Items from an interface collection
- - - - -

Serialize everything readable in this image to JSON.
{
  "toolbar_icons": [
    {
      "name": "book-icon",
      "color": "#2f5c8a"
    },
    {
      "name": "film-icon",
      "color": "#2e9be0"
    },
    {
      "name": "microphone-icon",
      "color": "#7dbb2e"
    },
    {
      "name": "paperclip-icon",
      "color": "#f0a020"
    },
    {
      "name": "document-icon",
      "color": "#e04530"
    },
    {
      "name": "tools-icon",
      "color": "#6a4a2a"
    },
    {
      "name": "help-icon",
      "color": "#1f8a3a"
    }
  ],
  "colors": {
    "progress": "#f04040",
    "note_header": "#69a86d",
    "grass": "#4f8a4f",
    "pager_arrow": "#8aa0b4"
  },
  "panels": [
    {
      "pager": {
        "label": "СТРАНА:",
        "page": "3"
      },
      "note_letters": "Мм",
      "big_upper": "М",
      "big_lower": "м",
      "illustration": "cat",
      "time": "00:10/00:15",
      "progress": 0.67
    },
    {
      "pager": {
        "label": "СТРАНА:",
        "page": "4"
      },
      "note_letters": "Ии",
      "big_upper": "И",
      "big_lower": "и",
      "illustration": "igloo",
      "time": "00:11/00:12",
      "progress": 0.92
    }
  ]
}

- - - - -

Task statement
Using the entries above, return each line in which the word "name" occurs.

Answer area
      "name": "book-icon",
      "name": "film-icon",
      "name": "microphone-icon",
      "name": "paperclip-icon",
      "name": "document-icon",
      "name": "tools-icon",
      "name": "help-icon",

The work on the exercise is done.